Worthwhile: April 19, 2019

This is an important weekend. Today is Good Friday, commemorating the Cross of Christ and Sunday is Easter marking his resurrection. Don’t be tempted by the candy and Spring decoration, dive into the significance of a Savior that would die for you and defeat death in his resurrection.

We start with why we call today Good, then on to sticking with what we are meant for in the Church, and a big finish with a nap.

David Mathis wrote a piece a couple of years ago for Desiring God about the goodness of this Friday. How we can call the worst day of history Good.

God was at work, doing his greatest good in our most horrible evil. Over and in and beneath the spiraling evil of Judas, the Jewish leaders, Pilate, the people, and all forgiven sinners, God’s hand is steady, never to blame for evil, ever working it for our final good. As Peter would soon preach, Jesus was “delivered up according to the definite plan and foreknowledge of God”

Read for yourself and be reminded.

Next up is Trevin Wax’s talk from the Gospel Coalition conference this year. In it Wax invites us back to Orthodoxy. Where there is temptation toward other things, the main thing is the best thing. It is thrilling even.

We live in an age that resists authority, dogma, and institutions. Those who challenge historic doctrines and practices are seen as heroic and courageous, as if there is something inherently attractive and exciting in being heterodox. To defend the faith, we must not merely rely on rational arguments in favor of orthodoxy but also display the beauty and power of Christian truth in a way that makes the appeal of heresy pale in comparison.

And finally, take a nap. It’s science. Napping is good for you and will make you more productive and an all around nicer person. So plan for it, add a nap to your routine and see the benefits!

The Full Weight of Us

Today is Good. That is what we call it. Not because in some places we get the day off. Or because it represents the last Friday you can’t eat meat…(what is that about anyway!) And not because it is the first Friday of Spring this year. It is the day we reflect on the death of Jesus Christ. For some a historical figure. For some, Savior.

For those of us who claim him as Savior, this day is good because it was the burden we carried that was shouldered by Jesus before a council of the religious and a judgment of the oppressors. His death sentence was something we earned for sin and corruption since that early day in the garden when our first parents chose disobedience and since the earliest days of our own lives when we lived out our inherited sinfulness.

And upon that cross it all was lifted. He who knew no sin became sin so that in him we might become the righteousness of God. Jesus hung on the cross with the full weight of us bearing down on him. The pain. The mocking. And the abandonment he experience from the Father who had turned away his face from the One who had become sin for us. An eternal relationship, severed.

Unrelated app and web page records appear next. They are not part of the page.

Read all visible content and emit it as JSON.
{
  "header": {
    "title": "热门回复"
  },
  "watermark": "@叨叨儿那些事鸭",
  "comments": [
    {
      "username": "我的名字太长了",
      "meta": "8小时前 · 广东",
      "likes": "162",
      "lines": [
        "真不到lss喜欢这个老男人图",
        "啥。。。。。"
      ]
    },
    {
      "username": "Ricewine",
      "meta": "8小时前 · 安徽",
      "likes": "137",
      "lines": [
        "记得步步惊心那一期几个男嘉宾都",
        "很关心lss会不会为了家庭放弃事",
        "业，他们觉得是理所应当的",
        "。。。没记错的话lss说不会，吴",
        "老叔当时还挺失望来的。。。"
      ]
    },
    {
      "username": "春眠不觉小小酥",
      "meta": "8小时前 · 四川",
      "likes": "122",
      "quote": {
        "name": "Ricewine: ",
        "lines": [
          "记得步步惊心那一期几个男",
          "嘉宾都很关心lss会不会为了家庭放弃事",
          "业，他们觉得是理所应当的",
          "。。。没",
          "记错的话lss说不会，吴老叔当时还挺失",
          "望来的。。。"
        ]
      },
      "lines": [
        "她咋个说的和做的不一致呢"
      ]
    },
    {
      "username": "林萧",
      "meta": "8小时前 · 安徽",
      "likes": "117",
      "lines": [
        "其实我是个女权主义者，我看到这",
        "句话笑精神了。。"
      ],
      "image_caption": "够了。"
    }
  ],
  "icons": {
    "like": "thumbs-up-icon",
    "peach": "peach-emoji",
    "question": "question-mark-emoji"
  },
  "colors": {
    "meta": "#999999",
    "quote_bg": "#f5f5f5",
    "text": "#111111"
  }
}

I see the weight of all of that every day I look in the mirror. Every moment when I view my need and sinfulness rightly. The filth of my condemnation before Christ. We can take it for granted, what forgiveness costed. But it is days like this one that we call good when we can reflect anew on the self-seeking wretchedness of me and you that Jesus willingly took on to solve the problem of sin and reconcile a people to himself.

Darkness fell that day. All of creation witnessed to the separation taking place. How could there be light at a time like this. Heavy. Painful. Effective. Then the declaration with a loud, death-shattering voice, “It is finished!”

And it was. For you. Once for all. Jesus’ life for yours. His blood for your covering. His record for your righteousness.

This is what is good. Live in this goodness today.

Today is Good.

This Friday is Good. It is good and holy because it represents the day that Jesus Christ was convicted and put to death some 2000 years ago. This was God, come as a man, to proclaim the kingdom of his reign and heal brokenness. Perhaps most importantly, his sacrifice on the cross served as a lasting and final atonement for the sins of humanity, specifically and personally for those he has chosen to know him.

This moment – when the words “it is finished” were spoken from the lips of Jesus – changed everything. Hope was truly ignited on this day. Those that believe in Christ live for and with the hope or our eternal reward of dwelling with Jesus. In perfect peace, without pain and sin and death. We don’t do it perfectly, we never could, but we should live to share the grace that has been granted to us from this good day to our days.

Because today is Good; because the first Good Friday was a holy day, each day for us in Christ is now good. They might be hard and at times painful. We may be assaulted by the reality of brokenness and sin when we walk through the streets of darkness. We may suffer under the weight of our culture and standing for what is right. But in all of it, it will be good. And we trust in the hope that Christ has granted us. Today is good.

Be blessed on this good day.